“Is it the economic hit that these families take?—with divorce, the father can at least still contribute economically—or is it the stigma and shame for kids?” she said.
In a study published in October in the journal Sociology of Education, Ms. Turney found the elementary-grade children of incarcerated parents were at—but not because of significantly lower test scores or more behavior problems than classmates.
Rather, “it was their teachers’ perceptions of the students’ academic proficiency and how well the kid was doing,” Ms. Turney said. “It does suggest that teachers are really important here, and they really play an important role in students’ lives.”
Ms. Friedman, of the POPS club at Venice High, raised her ex-husband’s two daughters while he was in prison. She agreed that stress and shame can make the loss of a parent to incarceration more traumatic.
“The things that come up the most with a parent inside is this feeling that you are going to be just like them,” Ms. Friedman said, “and there’s this fear and loss and disappointment that translates to depression in a lot of kids.”
POPS and the U.S. Dream Academy—an eight-city, after-school program supporting children and families of incarcerated people—are among a growing group of programs dedicated to buffering the academic and emotional effects of having a family member in prison.
Evroy Marrett is the director of the Washington branch of the Dream Academy, located at the Learning Center at Turner Elementary School, said the after-school program tries not only to replace the homework help and reading support a missing parent might provide, but also the more nebulous “dream building” and opinion formulation that develop with parents’ help.
“When it’s not directly linked to say, nutrition, a big part of [the damage of parental incarceration] is not having that guidance in the home,” Mr. Marrett said. “It’s just involvement, period.”
The Dream Academy also provides support to the student’s caregiver—often a mother, grandmother or aunt, Mr. Marrett said.
“A lot of times, you’ll see a shift in behavior, and a lot of times you may not know what it is,” Mr. Marrett said. “As we talk to moms or aunts, the picture starts to come clear, that the father has been arrested or had a parole hearing.”
For students who go into foster care, helping parents stay involved in their education can make a big difference in whether those children continue relationships with their incarcerated parents at all.
Under the federal Adoption and Safe Families Act, or ASFA, a child-welfare agency will seek toif a child has been in foster care for 15 of the past 22 months—including when the parent is behind bars. However, 32 states allow exceptions if there is a “compelling reason to believe that terminating the parent’s rights is not in the best interests of the child"—including if a parent has made meaningful attempts to stay connected to the child.

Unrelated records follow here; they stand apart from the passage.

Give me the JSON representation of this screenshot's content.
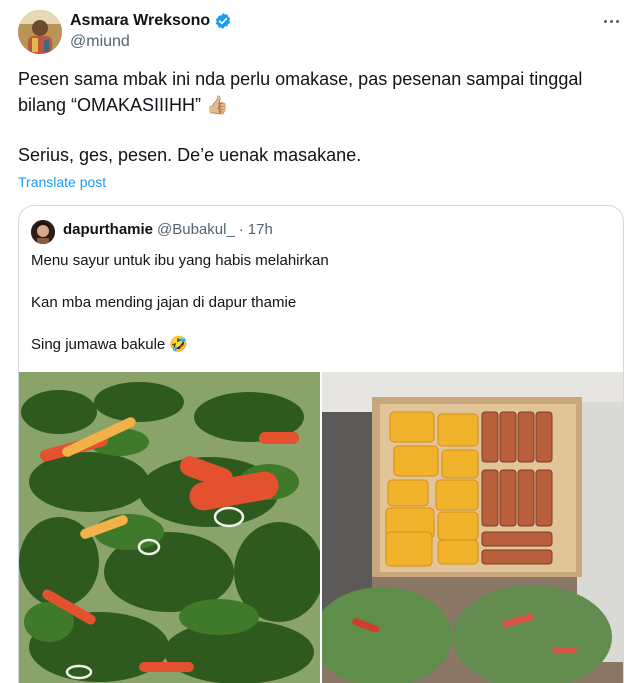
{
  "post": {
    "display_name": "Asmara Wreksono",
    "handle": "@miund",
    "lines": [
      "Pesen sama mbak ini nda perlu omakase, pas pesenan sampai tinggal",
      "bilang “OMAKASIIIHH”"
    ],
    "thumb_emoji": "👍🏼",
    "line2": "Serius, ges, pesen. De’e uenak masakane.",
    "translate_label": "Translate post",
    "verified_icon": "verified-badge-icon",
    "more_icon": "more-dots-icon",
    "accent_color": "#1d9bf0"
  },
  "quote": {
    "display_name": "dapurthamie",
    "handle": "@Bubakul_",
    "separator": "·",
    "time": "17h",
    "lines": [
      "Menu sayur untuk ibu yang habis melahirkan",
      "Kan mba mending jajan di dapur thamie",
      "Sing jumawa bakule 🤣"
    ],
    "media": [
      "vegetable-soup-photo",
      "tofu-tempeh-box-photo"
    ]
  }
}
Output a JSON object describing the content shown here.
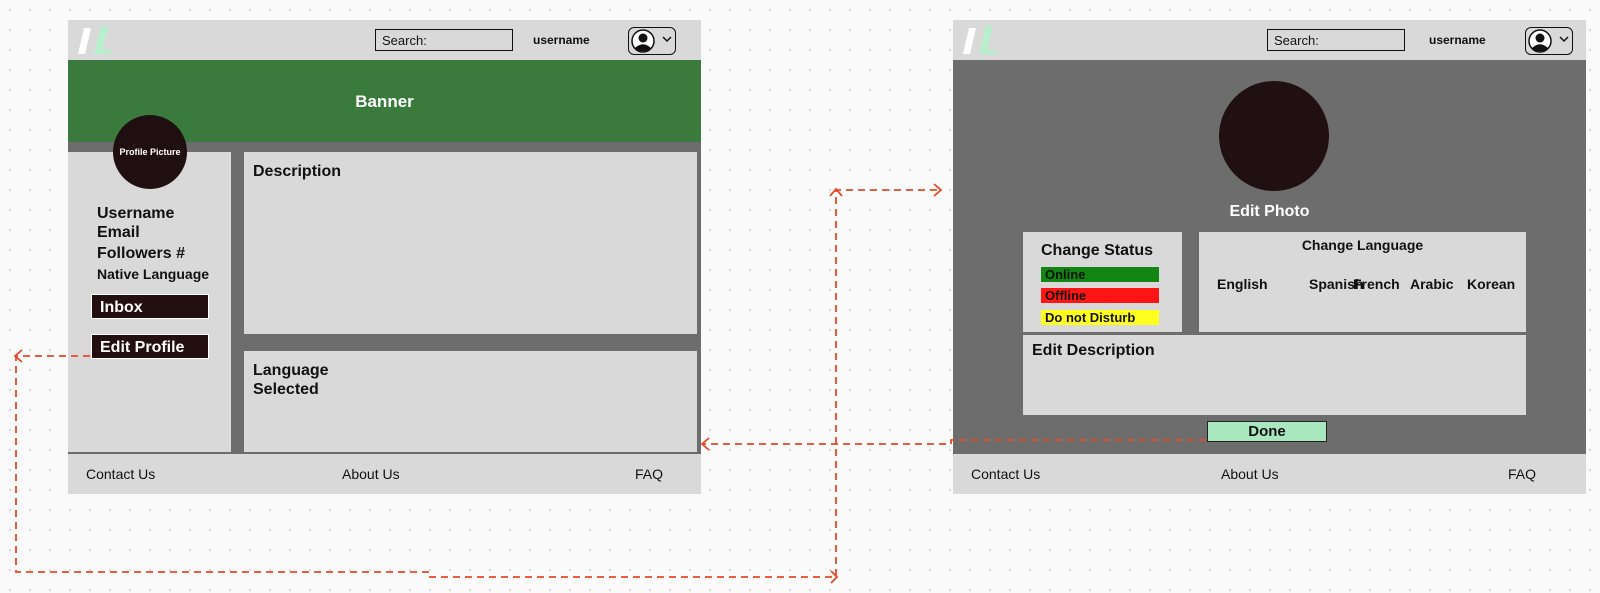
{
  "profile_page": {
    "header": {
      "search_label": "Search:",
      "username": "username"
    },
    "banner": "Banner",
    "profile_picture": "Profile Picture",
    "info": {
      "username": "Username",
      "email": "Email",
      "followers": "Followers #",
      "native_language": "Native Language"
    },
    "buttons": {
      "inbox": "Inbox",
      "edit_profile": "Edit Profile"
    },
    "description_title": "Description",
    "language_selected_line1": "Language",
    "language_selected_line2": "Selected",
    "footer": {
      "contact": "Contact Us",
      "about": "About Us",
      "faq": "FAQ"
    }
  },
  "edit_page": {
    "header": {
      "search_label": "Search:",
      "username": "username"
    },
    "edit_photo": "Edit Photo",
    "status": {
      "title": "Change Status",
      "options": [
        {
          "label": "Online",
          "color": "#128512"
        },
        {
          "label": "Offline",
          "color": "#ff1515"
        },
        {
          "label": "Do not Disturb",
          "color": "#ffff1f"
        }
      ]
    },
    "language": {
      "title": "Change Language",
      "options": [
        "English",
        "Spanish",
        "French",
        "Arabic",
        "Korean"
      ]
    },
    "edit_description": "Edit Description",
    "done": "Done",
    "footer": {
      "contact": "Contact Us",
      "about": "About Us",
      "faq": "FAQ"
    }
  },
  "colors": {
    "banner": "#3a7a3c",
    "frame_bg": "#6d6d6d",
    "panel_bg": "#d9d9d9",
    "dark_button": "#230f10",
    "done_button": "#a9e8bf",
    "flow_arrow": "#e8492a"
  }
}
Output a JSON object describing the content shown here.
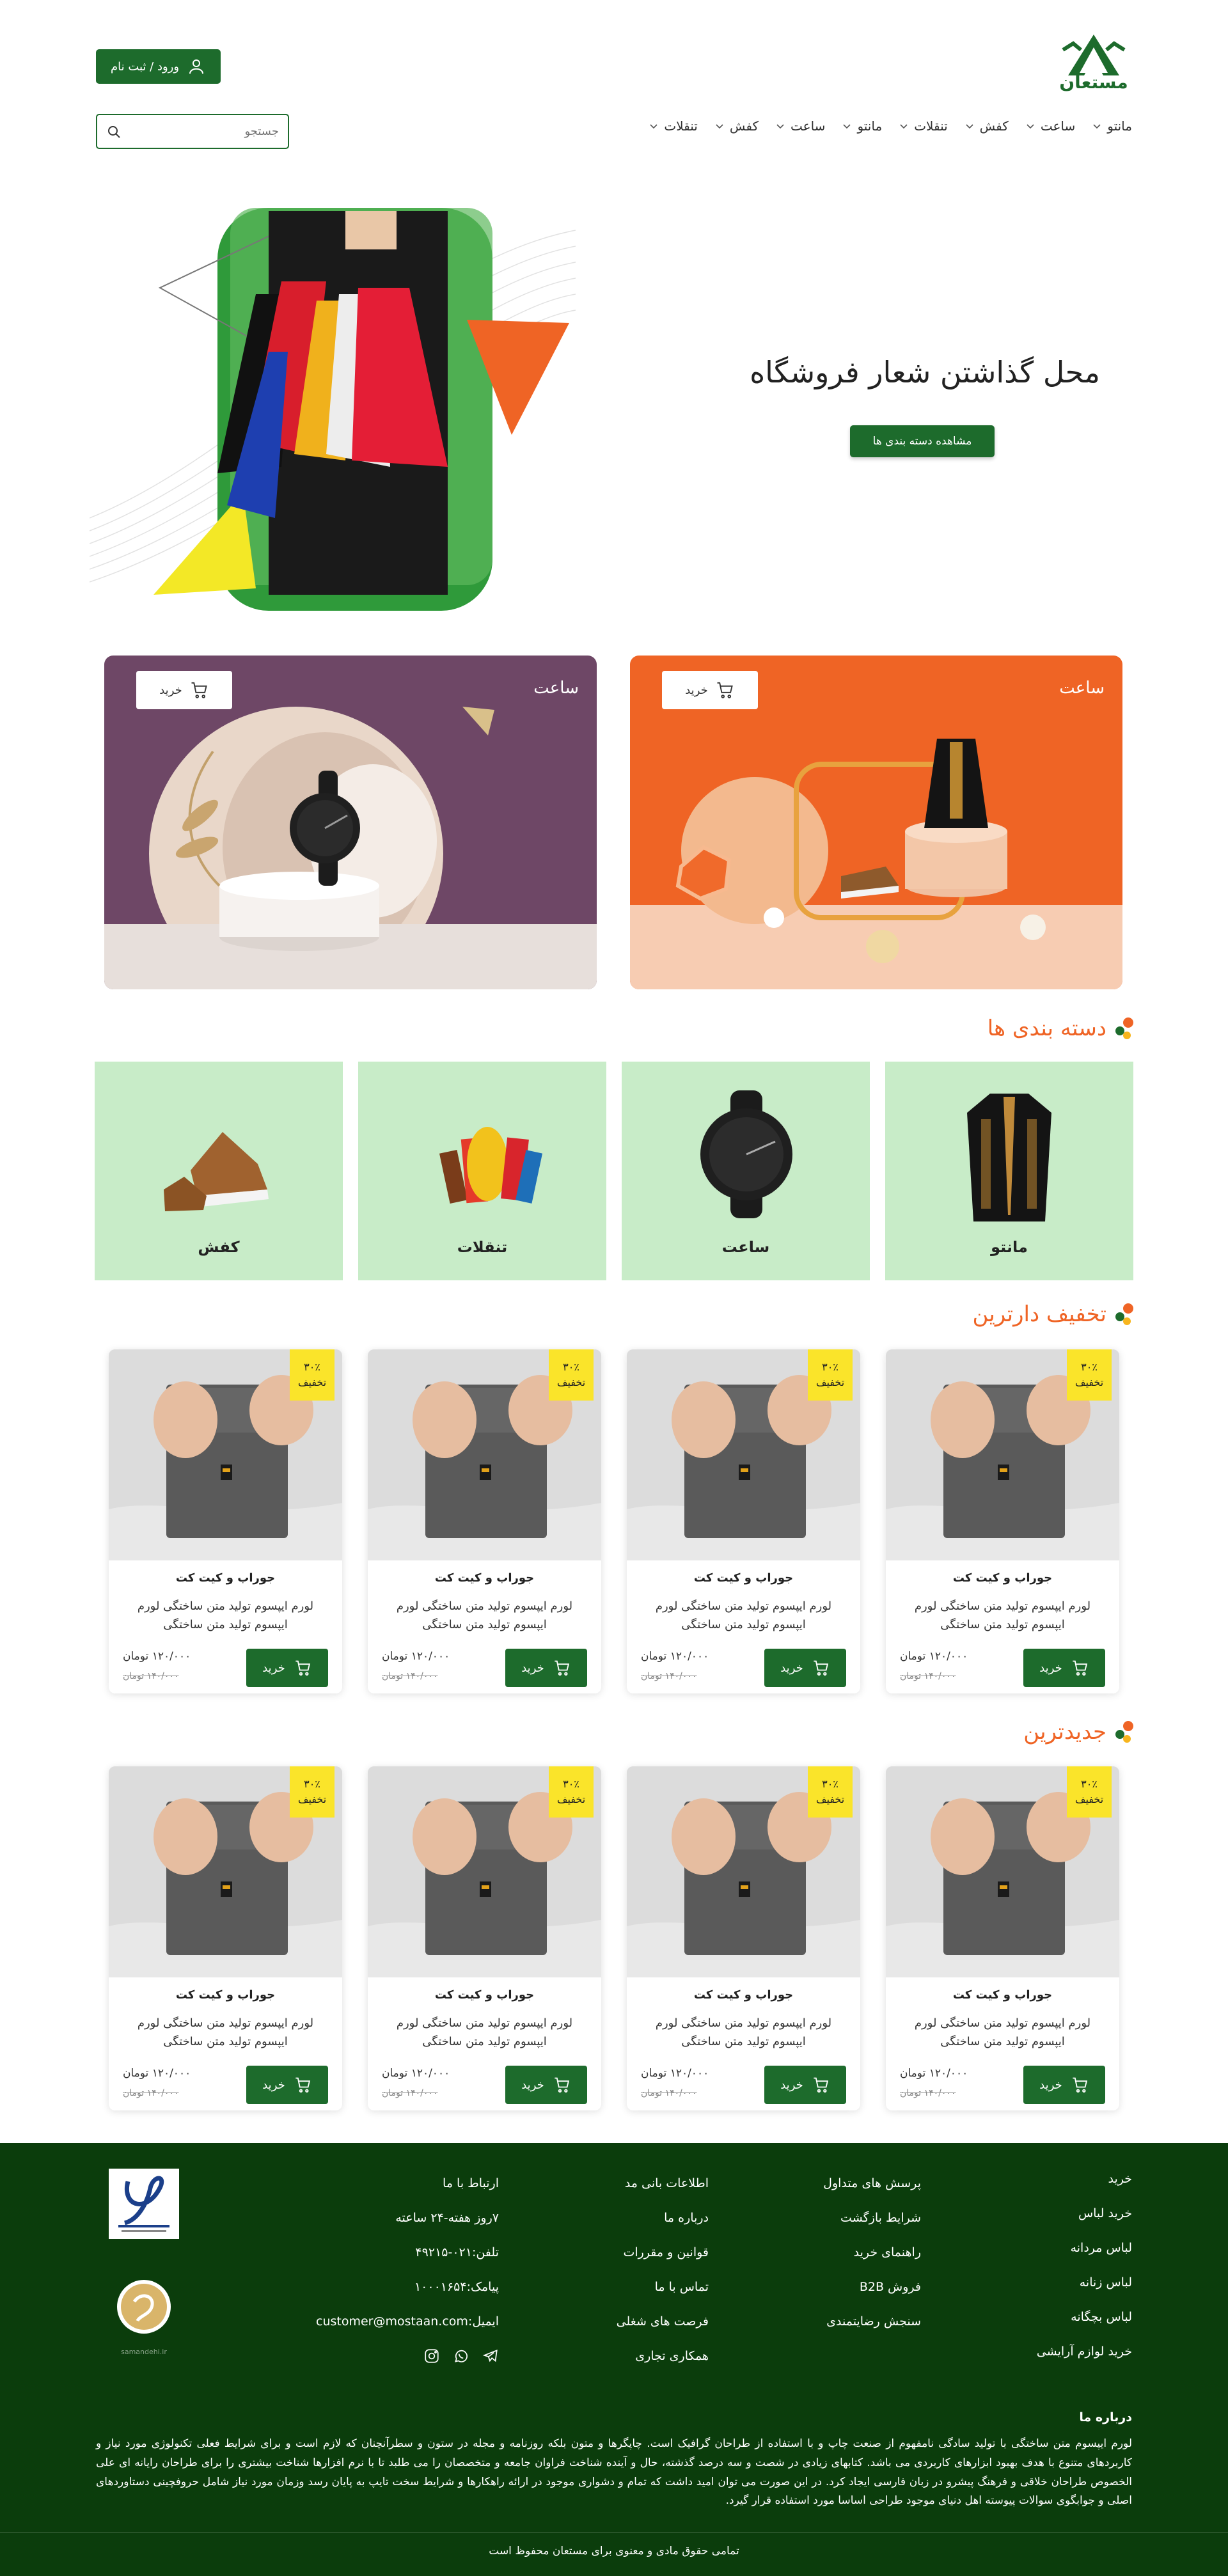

That’s not an easy task for a parent in prison. More than 40 percent of those in federal prison are kept at least 500 miles from home, and 61 percent of those in state prison are incarcerated 100 or more miles away, according to a presentation by Philip M. Genty, a clinical professor of professional responsibility at Columbia Law School, which he gave as part of a 2013 White House symposium on children of incarcerated parents.
“They can’t go to parent-teacher nights; they can’t be there to help with homework; they have very little access to the children.” Ms. Friedman said.
Among the limited programs intended to keep incarcerated parents connected to their children, those focused on schooling are rarest. In the early 2000s, Florida offered some mothers in prison opportunities to read to their children regularly through videoconferences, but the program did not continue.
“There are a lot of programs for the incarcerated, but not so many for the collateral damage out here,” Ms. Friedman said.
A version of this article appeared in the February 25, 2015 edition of Education Week as Children of Inmates Seen at Risk